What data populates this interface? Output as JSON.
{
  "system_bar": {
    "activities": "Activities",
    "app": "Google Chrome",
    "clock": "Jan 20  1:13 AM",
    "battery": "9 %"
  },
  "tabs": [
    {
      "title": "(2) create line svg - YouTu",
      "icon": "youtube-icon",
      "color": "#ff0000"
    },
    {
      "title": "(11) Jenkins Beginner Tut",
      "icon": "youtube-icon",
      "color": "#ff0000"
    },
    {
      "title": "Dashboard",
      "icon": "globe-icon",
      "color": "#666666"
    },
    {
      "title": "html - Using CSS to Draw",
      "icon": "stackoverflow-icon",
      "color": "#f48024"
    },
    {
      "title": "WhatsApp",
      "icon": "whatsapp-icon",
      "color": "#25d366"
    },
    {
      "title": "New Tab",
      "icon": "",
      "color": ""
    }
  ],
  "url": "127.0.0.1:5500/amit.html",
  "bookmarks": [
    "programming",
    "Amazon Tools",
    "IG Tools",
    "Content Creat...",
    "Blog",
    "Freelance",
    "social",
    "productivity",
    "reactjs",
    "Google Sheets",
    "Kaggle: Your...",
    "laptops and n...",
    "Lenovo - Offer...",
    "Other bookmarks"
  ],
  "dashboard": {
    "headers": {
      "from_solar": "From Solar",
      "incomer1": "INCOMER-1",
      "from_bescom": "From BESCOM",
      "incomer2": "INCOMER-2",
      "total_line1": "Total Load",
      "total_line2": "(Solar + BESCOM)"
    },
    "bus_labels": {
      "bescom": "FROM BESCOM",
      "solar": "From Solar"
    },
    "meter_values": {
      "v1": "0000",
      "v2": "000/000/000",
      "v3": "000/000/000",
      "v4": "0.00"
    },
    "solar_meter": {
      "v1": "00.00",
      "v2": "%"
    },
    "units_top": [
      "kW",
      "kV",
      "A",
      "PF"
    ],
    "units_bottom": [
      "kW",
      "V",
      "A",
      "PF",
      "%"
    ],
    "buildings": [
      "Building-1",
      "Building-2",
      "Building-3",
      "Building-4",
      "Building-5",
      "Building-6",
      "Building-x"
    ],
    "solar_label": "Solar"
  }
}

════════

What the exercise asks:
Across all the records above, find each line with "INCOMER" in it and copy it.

Written response:
      "incomer1": "INCOMER-1",
      "incomer2": "INCOMER-2",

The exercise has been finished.